▶ [Task instructions]: What lines of the data include the string "title"? Copy them all.

▶ [Dataset entries]:
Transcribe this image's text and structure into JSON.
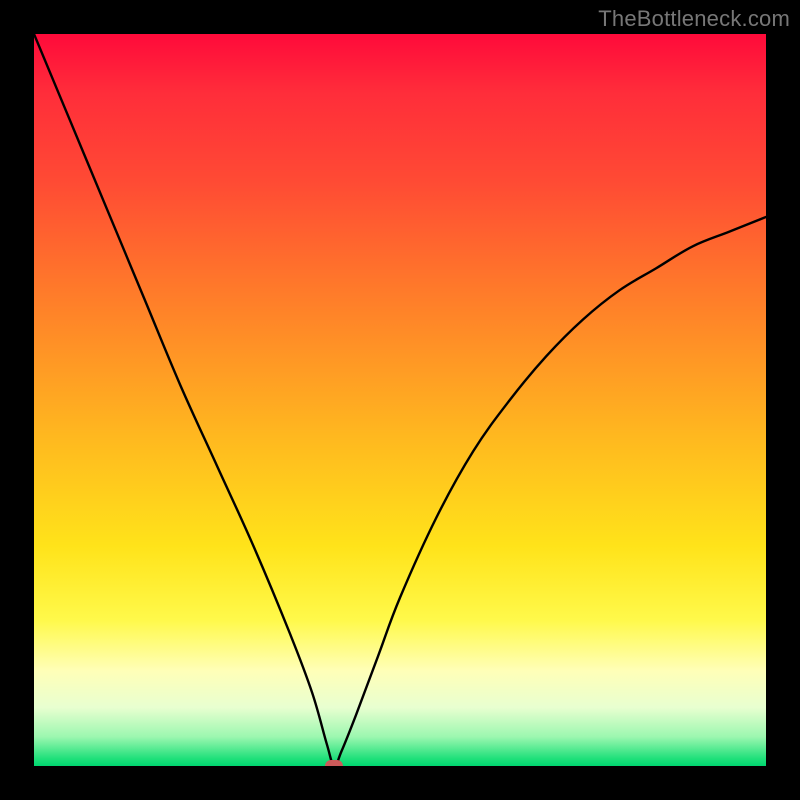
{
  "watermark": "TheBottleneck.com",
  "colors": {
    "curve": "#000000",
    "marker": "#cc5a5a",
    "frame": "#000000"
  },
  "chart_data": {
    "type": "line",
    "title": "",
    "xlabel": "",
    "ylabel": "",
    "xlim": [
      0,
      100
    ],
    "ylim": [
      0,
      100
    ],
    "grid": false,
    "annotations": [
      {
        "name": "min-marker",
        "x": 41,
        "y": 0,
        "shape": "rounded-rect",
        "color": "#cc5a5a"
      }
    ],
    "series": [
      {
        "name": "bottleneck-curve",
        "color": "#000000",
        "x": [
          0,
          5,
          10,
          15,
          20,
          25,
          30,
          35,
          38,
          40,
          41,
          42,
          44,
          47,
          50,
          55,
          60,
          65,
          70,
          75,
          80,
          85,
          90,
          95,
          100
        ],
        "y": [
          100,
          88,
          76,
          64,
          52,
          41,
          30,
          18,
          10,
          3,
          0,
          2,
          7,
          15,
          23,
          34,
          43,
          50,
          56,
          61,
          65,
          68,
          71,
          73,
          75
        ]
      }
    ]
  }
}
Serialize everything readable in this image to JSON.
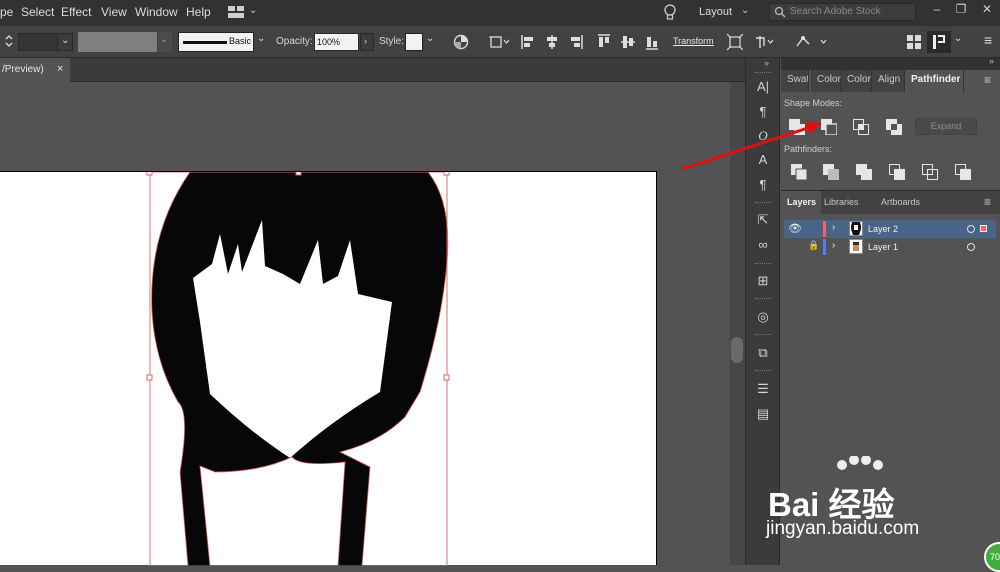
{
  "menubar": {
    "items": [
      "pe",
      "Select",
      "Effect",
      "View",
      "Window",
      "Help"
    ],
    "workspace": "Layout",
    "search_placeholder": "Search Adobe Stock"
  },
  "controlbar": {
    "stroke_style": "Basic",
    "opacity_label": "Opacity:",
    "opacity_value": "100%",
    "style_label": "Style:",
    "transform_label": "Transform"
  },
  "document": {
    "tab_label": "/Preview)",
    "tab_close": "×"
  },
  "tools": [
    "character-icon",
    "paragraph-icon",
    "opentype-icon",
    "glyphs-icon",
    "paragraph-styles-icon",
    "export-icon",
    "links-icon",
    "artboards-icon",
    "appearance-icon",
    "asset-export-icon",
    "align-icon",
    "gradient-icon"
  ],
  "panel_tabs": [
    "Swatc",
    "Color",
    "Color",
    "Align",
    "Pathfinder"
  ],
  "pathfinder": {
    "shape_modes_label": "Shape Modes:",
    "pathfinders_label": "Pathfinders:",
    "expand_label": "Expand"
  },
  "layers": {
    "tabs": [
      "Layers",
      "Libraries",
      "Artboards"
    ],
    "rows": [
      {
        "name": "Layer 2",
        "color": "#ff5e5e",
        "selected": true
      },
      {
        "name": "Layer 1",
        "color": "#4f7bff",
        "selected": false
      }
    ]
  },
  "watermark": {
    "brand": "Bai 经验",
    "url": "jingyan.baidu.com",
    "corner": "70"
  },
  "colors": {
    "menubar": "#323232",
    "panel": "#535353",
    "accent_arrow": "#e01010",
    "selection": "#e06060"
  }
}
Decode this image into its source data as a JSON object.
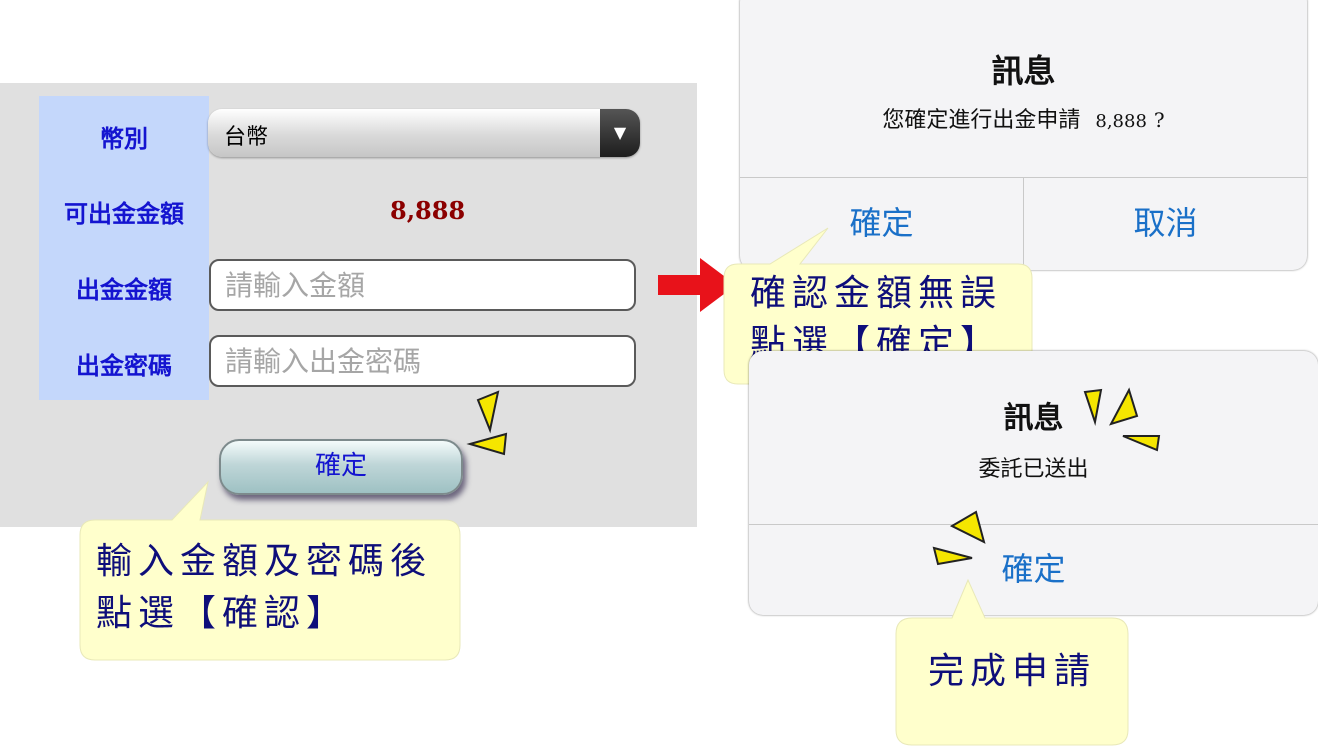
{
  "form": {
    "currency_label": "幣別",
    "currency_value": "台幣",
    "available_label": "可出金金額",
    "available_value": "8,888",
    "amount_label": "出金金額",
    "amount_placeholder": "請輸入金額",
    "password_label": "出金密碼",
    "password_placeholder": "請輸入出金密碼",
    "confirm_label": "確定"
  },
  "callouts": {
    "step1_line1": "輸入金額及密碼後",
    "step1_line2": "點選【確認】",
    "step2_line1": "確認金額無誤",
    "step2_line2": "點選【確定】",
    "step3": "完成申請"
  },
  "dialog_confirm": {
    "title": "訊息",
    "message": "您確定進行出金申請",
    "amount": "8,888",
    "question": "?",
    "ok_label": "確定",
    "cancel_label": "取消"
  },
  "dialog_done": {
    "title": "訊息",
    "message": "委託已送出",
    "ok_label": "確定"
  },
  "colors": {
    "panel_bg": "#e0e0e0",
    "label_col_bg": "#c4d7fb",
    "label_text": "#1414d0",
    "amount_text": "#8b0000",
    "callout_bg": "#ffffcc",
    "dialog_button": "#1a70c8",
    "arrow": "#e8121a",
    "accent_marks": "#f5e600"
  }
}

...

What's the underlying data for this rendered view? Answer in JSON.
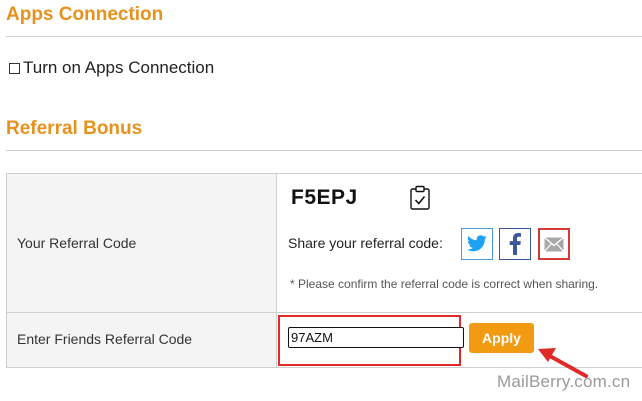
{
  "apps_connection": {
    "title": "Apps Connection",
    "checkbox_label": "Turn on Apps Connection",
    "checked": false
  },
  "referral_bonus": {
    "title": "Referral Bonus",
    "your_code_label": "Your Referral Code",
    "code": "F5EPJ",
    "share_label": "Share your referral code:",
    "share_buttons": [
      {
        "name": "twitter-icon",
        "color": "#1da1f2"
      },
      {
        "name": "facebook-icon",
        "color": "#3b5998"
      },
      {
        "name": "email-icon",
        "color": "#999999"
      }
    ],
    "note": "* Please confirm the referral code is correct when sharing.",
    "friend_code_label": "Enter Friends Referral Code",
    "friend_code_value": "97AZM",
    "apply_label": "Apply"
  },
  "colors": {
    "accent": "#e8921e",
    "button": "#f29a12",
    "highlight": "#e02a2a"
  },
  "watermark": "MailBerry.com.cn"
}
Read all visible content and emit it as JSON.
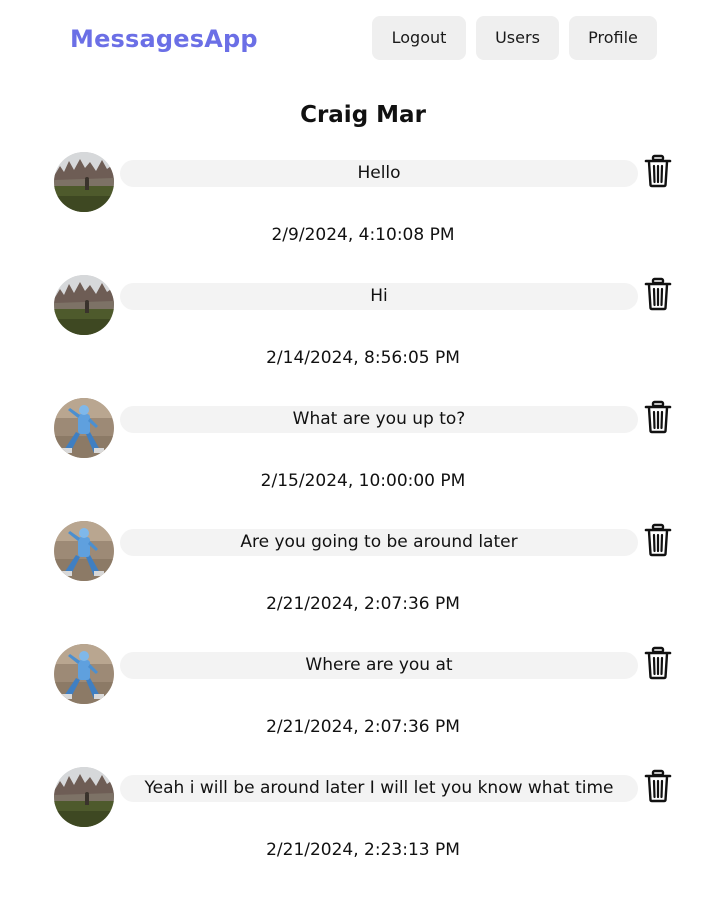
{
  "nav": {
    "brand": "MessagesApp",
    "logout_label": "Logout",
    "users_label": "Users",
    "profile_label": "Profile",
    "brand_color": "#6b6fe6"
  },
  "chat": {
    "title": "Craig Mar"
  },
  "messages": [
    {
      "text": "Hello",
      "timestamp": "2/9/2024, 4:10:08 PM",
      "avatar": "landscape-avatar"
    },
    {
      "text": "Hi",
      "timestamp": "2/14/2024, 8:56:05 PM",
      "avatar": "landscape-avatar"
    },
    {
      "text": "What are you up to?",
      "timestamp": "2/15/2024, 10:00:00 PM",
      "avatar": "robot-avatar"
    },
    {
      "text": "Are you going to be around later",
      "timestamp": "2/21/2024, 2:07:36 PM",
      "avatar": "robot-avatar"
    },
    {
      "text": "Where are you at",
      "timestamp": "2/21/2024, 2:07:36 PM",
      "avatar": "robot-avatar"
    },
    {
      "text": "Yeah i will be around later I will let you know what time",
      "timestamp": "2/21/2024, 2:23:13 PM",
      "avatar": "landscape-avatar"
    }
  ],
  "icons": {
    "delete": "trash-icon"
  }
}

▶ [Task answer]:
    "title": "",
    "title": "訊息",
    "title": "訊息",
    "title": "Apps Connection",
    "title": "Referral Bonus",
    "title": "Craig Mar"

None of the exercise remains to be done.